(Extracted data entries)
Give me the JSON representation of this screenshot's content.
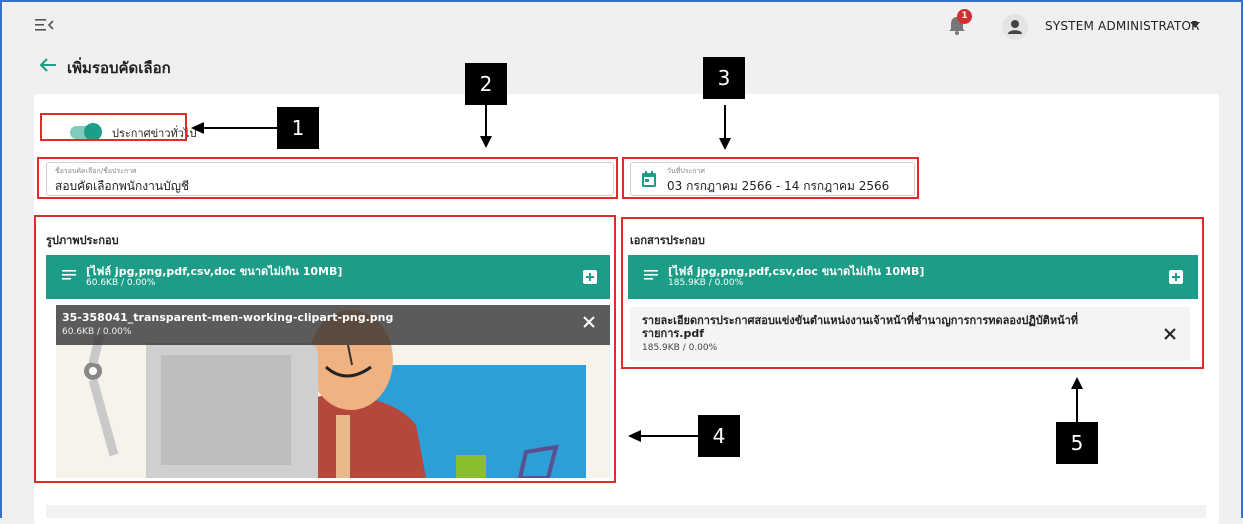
{
  "header": {
    "notification_count": "1",
    "user_name": "SYSTEM ADMINISTRATOR",
    "page_title": "เพิ่มรอบคัดเลือก"
  },
  "form": {
    "toggle_label": "ประกาศข่าวทั่วไป",
    "toggle_on": true,
    "name_field": {
      "label": "ชื่อรอบคัดเลือก/ชื่อประกาศ",
      "value": "สอบคัดเลือกพนักงานบัญชี"
    },
    "date_field": {
      "label": "วันที่ประกาศ",
      "value": "03 กรกฎาคม 2566 - 14 กรกฎาคม 2566"
    }
  },
  "images_section": {
    "title": "รูปภาพประกอบ",
    "uploader_title": "[ไฟล์ jpg,png,pdf,csv,doc ขนาดไม่เกิน 10MB]",
    "uploader_sub": "60.6KB / 0.00%",
    "file": {
      "name": "35-358041_transparent-men-working-clipart-png.png",
      "size": "60.6KB / 0.00%"
    }
  },
  "docs_section": {
    "title": "เอกสารประกอบ",
    "uploader_title": "[ไฟล์ jpg,png,pdf,csv,doc ขนาดไม่เกิน 10MB]",
    "uploader_sub": "185.9KB / 0.00%",
    "file": {
      "name": "รายละเอียดการประกาศสอบแข่งขันตำแหน่งงานเจ้าหน้าที่ชำนาญการการทดลองปฏิบัติหน้าที่ รายการ.pdf",
      "size": "185.9KB / 0.00%"
    }
  },
  "annotations": [
    "1",
    "2",
    "3",
    "4",
    "5"
  ],
  "colors": {
    "accent": "#1d9d87",
    "annotation_red": "#e02b2b",
    "badge": "#d32f2f"
  },
  "icons": [
    "menu-collapse-icon",
    "bell-icon",
    "user-icon",
    "back-arrow-icon",
    "calendar-icon",
    "list-icon",
    "plus-icon",
    "close-icon"
  ]
}
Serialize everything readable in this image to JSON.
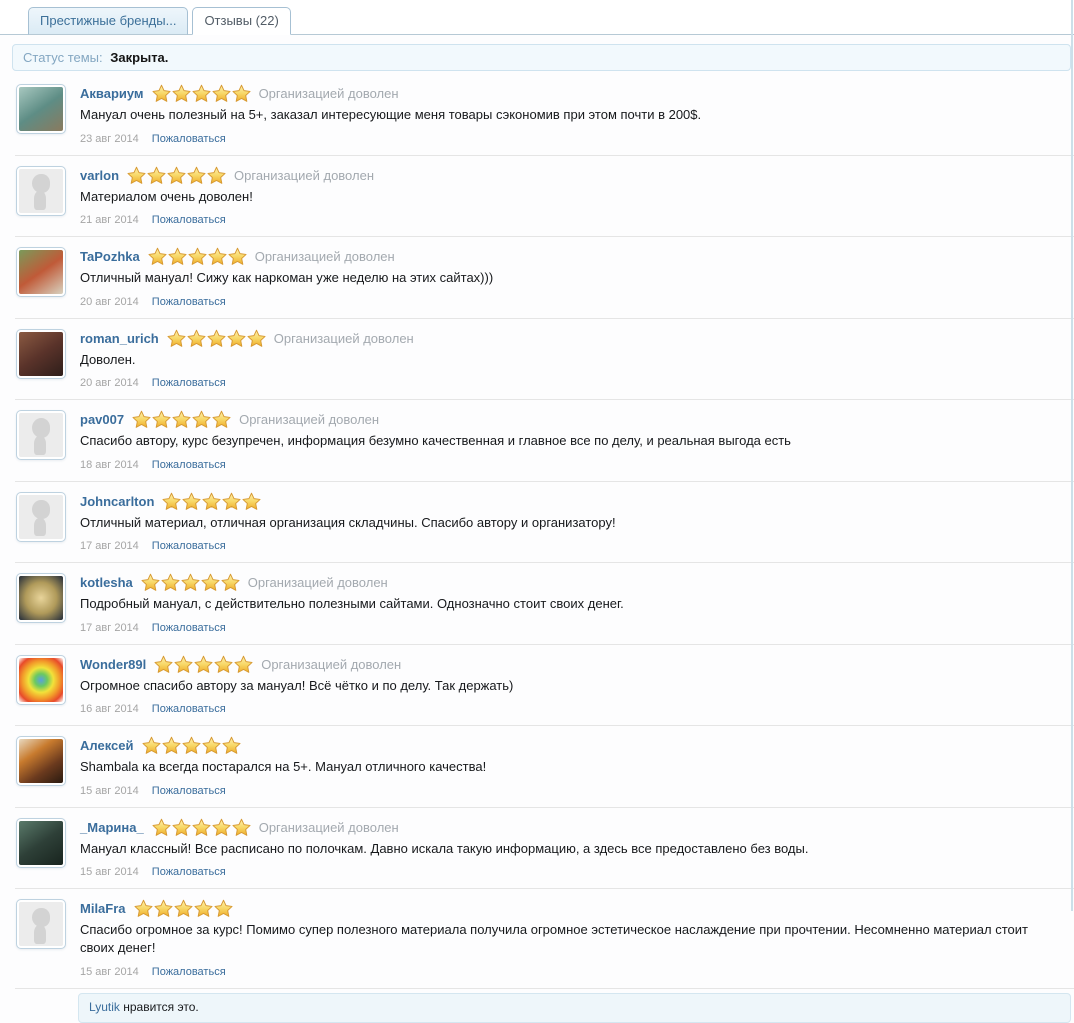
{
  "tabs": [
    {
      "label": "Престижные бренды...",
      "active": false
    },
    {
      "label": "Отзывы (22)",
      "active": true
    }
  ],
  "status": {
    "label": "Статус темы:",
    "value": "Закрыта."
  },
  "review_defaults": {
    "org_label": "Организацией доволен",
    "report_label": "Пожаловаться"
  },
  "icons": {
    "star": "★"
  },
  "colors": {
    "link": "#3a6d9c",
    "star_fill_top": "#fdf0b0",
    "star_fill_mid": "#f8d868",
    "star_fill_bottom": "#eead2a",
    "star_stroke": "#d79a33",
    "tab_inactive_bg": "#e4f0f8",
    "status_bg": "#f2f9fd",
    "likes_bg": "#eef6fa"
  },
  "reviews": [
    {
      "username": "Аквариум",
      "stars": 5,
      "org": true,
      "text": "Мануал очень полезный на 5+, заказал интересующие меня товары сэкономив при этом почти в 200$.",
      "date": "23 авг 2014",
      "avatar": {
        "type": "gradient",
        "colors": [
          "#a8c8c0",
          "#5e8d85",
          "#8a7a5e"
        ]
      }
    },
    {
      "username": "varlon",
      "stars": 5,
      "org": true,
      "text": "Материалом очень доволен!",
      "date": "21 авг 2014",
      "avatar": {
        "type": "silhouette"
      }
    },
    {
      "username": "TaPozhka",
      "stars": 5,
      "org": true,
      "text": "Отличный мануал! Сижу как наркоман уже неделю на этих сайтах)))",
      "date": "20 авг 2014",
      "avatar": {
        "type": "gradient",
        "colors": [
          "#7a9a5a",
          "#c05a38",
          "#d8d2c0"
        ]
      }
    },
    {
      "username": "roman_urich",
      "stars": 5,
      "org": true,
      "text": "Доволен.",
      "date": "20 авг 2014",
      "avatar": {
        "type": "gradient",
        "colors": [
          "#8a5a42",
          "#5a332a",
          "#2e1e1a"
        ]
      }
    },
    {
      "username": "pav007",
      "stars": 5,
      "org": true,
      "text": "Спасибо автору, курс безупречен, информация безумно качественная и главное все по делу, и реальная выгода есть",
      "date": "18 авг 2014",
      "avatar": {
        "type": "silhouette"
      }
    },
    {
      "username": "Johncarlton",
      "stars": 5,
      "org": false,
      "text": "Отличный материал, отличная организация складчины. Спасибо автору и организатору!",
      "date": "17 авг 2014",
      "avatar": {
        "type": "silhouette"
      }
    },
    {
      "username": "kotlesha",
      "stars": 5,
      "org": true,
      "text": "Подробный мануал, с действительно полезными сайтами. Однозначно стоит своих денег.",
      "date": "17 авг 2014",
      "avatar": {
        "type": "radial",
        "colors": [
          "#e8d49a",
          "#b09a5a",
          "#232c3a"
        ]
      }
    },
    {
      "username": "Wonder89l",
      "stars": 5,
      "org": true,
      "text": "Огромное спасибо автору за мануал! Всё чётко и по делу. Так держать)",
      "date": "16 авг 2014",
      "avatar": {
        "type": "radial",
        "colors": [
          "#5a9fe0",
          "#6cc95f",
          "#f2e23a",
          "#f29c2a",
          "#e84a2a",
          "#ffffff"
        ]
      }
    },
    {
      "username": "Алексей",
      "stars": 5,
      "org": false,
      "text": "Shambala ка всегда постарался на 5+. Мануал отличного качества!",
      "date": "15 авг 2014",
      "avatar": {
        "type": "gradient",
        "colors": [
          "#e8d9c0",
          "#c87b2e",
          "#6b3a1e",
          "#2a1a10"
        ]
      }
    },
    {
      "username": "_Марина_",
      "stars": 5,
      "org": true,
      "text": "Мануал классный! Все расписано по полочкам. Давно искала такую информацию, а здесь все предоставлено без воды.",
      "date": "15 авг 2014",
      "avatar": {
        "type": "gradient",
        "colors": [
          "#5a7a6a",
          "#2e4038",
          "#18241e"
        ]
      }
    },
    {
      "username": "MilaFra",
      "stars": 5,
      "org": false,
      "text": "Спасибо огромное за курс! Помимо супер полезного материала получила огромное эстетическое наслаждение при прочтении. Несомненно материал стоит своих денег!",
      "date": "15 авг 2014",
      "avatar": {
        "type": "silhouette"
      },
      "likes": {
        "user": "Lyutik",
        "text": "нравится это."
      }
    }
  ]
}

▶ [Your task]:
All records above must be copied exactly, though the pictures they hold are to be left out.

▶ [Solution]:
Give me the JSON representation of this screenshot's content.
{
  "header": {
    "notification_count": "1",
    "user_name": "SYSTEM ADMINISTRATOR",
    "page_title": "เพิ่มรอบคัดเลือก"
  },
  "form": {
    "toggle_label": "ประกาศข่าวทั่วไป",
    "toggle_on": true,
    "name_field": {
      "label": "ชื่อรอบคัดเลือก/ชื่อประกาศ",
      "value": "สอบคัดเลือกพนักงานบัญชี"
    },
    "date_field": {
      "label": "วันที่ประกาศ",
      "value": "03 กรกฎาคม 2566 - 14 กรกฎาคม 2566"
    }
  },
  "images_section": {
    "title": "รูปภาพประกอบ",
    "uploader_title": "[ไฟล์ jpg,png,pdf,csv,doc ขนาดไม่เกิน 10MB]",
    "uploader_sub": "60.6KB / 0.00%",
    "file": {
      "name": "35-358041_transparent-men-working-clipart-png.png",
      "size": "60.6KB / 0.00%"
    }
  },
  "docs_section": {
    "title": "เอกสารประกอบ",
    "uploader_title": "[ไฟล์ jpg,png,pdf,csv,doc ขนาดไม่เกิน 10MB]",
    "uploader_sub": "185.9KB / 0.00%",
    "file": {
      "name": "รายละเอียดการประกาศสอบแข่งขันตำแหน่งงานเจ้าหน้าที่ชำนาญการการทดลองปฏิบัติหน้าที่ รายการ.pdf",
      "size": "185.9KB / 0.00%"
    }
  },
  "annotations": [
    "1",
    "2",
    "3",
    "4",
    "5"
  ],
  "colors": {
    "accent": "#1d9d87",
    "annotation_red": "#e02b2b",
    "badge": "#d32f2f"
  },
  "icons": [
    "menu-collapse-icon",
    "bell-icon",
    "user-icon",
    "back-arrow-icon",
    "calendar-icon",
    "list-icon",
    "plus-icon",
    "close-icon"
  ]
}
Serialize everything readable in this image to JSON.
{
  "tabs": [
    {
      "label": "Престижные бренды...",
      "active": false
    },
    {
      "label": "Отзывы (22)",
      "active": true
    }
  ],
  "status": {
    "label": "Статус темы:",
    "value": "Закрыта."
  },
  "review_defaults": {
    "org_label": "Организацией доволен",
    "report_label": "Пожаловаться"
  },
  "icons": {
    "star": "★"
  },
  "colors": {
    "link": "#3a6d9c",
    "star_fill_top": "#fdf0b0",
    "star_fill_mid": "#f8d868",
    "star_fill_bottom": "#eead2a",
    "star_stroke": "#d79a33",
    "tab_inactive_bg": "#e4f0f8",
    "status_bg": "#f2f9fd",
    "likes_bg": "#eef6fa"
  },
  "reviews": [
    {
      "username": "Аквариум",
      "stars": 5,
      "org": true,
      "text": "Мануал очень полезный на 5+, заказал интересующие меня товары сэкономив при этом почти в 200$.",
      "date": "23 авг 2014",
      "avatar": {
        "type": "gradient",
        "colors": [
          "#a8c8c0",
          "#5e8d85",
          "#8a7a5e"
        ]
      }
    },
    {
      "username": "varlon",
      "stars": 5,
      "org": true,
      "text": "Материалом очень доволен!",
      "date": "21 авг 2014",
      "avatar": {
        "type": "silhouette"
      }
    },
    {
      "username": "TaPozhka",
      "stars": 5,
      "org": true,
      "text": "Отличный мануал! Сижу как наркоман уже неделю на этих сайтах)))",
      "date": "20 авг 2014",
      "avatar": {
        "type": "gradient",
        "colors": [
          "#7a9a5a",
          "#c05a38",
          "#d8d2c0"
        ]
      }
    },
    {
      "username": "roman_urich",
      "stars": 5,
      "org": true,
      "text": "Доволен.",
      "date": "20 авг 2014",
      "avatar": {
        "type": "gradient",
        "colors": [
          "#8a5a42",
          "#5a332a",
          "#2e1e1a"
        ]
      }
    },
    {
      "username": "pav007",
      "stars": 5,
      "org": true,
      "text": "Спасибо автору, курс безупречен, информация безумно качественная и главное все по делу, и реальная выгода есть",
      "date": "18 авг 2014",
      "avatar": {
        "type": "silhouette"
      }
    },
    {
      "username": "Johncarlton",
      "stars": 5,
      "org": false,
      "text": "Отличный материал, отличная организация складчины. Спасибо автору и организатору!",
      "date": "17 авг 2014",
      "avatar": {
        "type": "silhouette"
      }
    },
    {
      "username": "kotlesha",
      "stars": 5,
      "org": true,
      "text": "Подробный мануал, с действительно полезными сайтами. Однозначно стоит своих денег.",
      "date": "17 авг 2014",
      "avatar": {
        "type": "radial",
        "colors": [
          "#e8d49a",
          "#b09a5a",
          "#232c3a"
        ]
      }
    },
    {
      "username": "Wonder89l",
      "stars": 5,
      "org": true,
      "text": "Огромное спасибо автору за мануал! Всё чётко и по делу. Так держать)",
      "date": "16 авг 2014",
      "avatar": {
        "type": "radial",
        "colors": [
          "#5a9fe0",
          "#6cc95f",
          "#f2e23a",
          "#f29c2a",
          "#e84a2a",
          "#ffffff"
        ]
      }
    },
    {
      "username": "Алексей",
      "stars": 5,
      "org": false,
      "text": "Shambala ка всегда постарался на 5+. Мануал отличного качества!",
      "date": "15 авг 2014",
      "avatar": {
        "type": "gradient",
        "colors": [
          "#e8d9c0",
          "#c87b2e",
          "#6b3a1e",
          "#2a1a10"
        ]
      }
    },
    {
      "username": "_Марина_",
      "stars": 5,
      "org": true,
      "text": "Мануал классный! Все расписано по полочкам. Давно искала такую информацию, а здесь все предоставлено без воды.",
      "date": "15 авг 2014",
      "avatar": {
        "type": "gradient",
        "colors": [
          "#5a7a6a",
          "#2e4038",
          "#18241e"
        ]
      }
    },
    {
      "username": "MilaFra",
      "stars": 5,
      "org": false,
      "text": "Спасибо огромное за курс! Помимо супер полезного материала получила огромное эстетическое наслаждение при прочтении. Несомненно материал стоит своих денег!",
      "date": "15 авг 2014",
      "avatar": {
        "type": "silhouette"
      },
      "likes": {
        "user": "Lyutik",
        "text": "нравится это."
      }
    }
  ]
}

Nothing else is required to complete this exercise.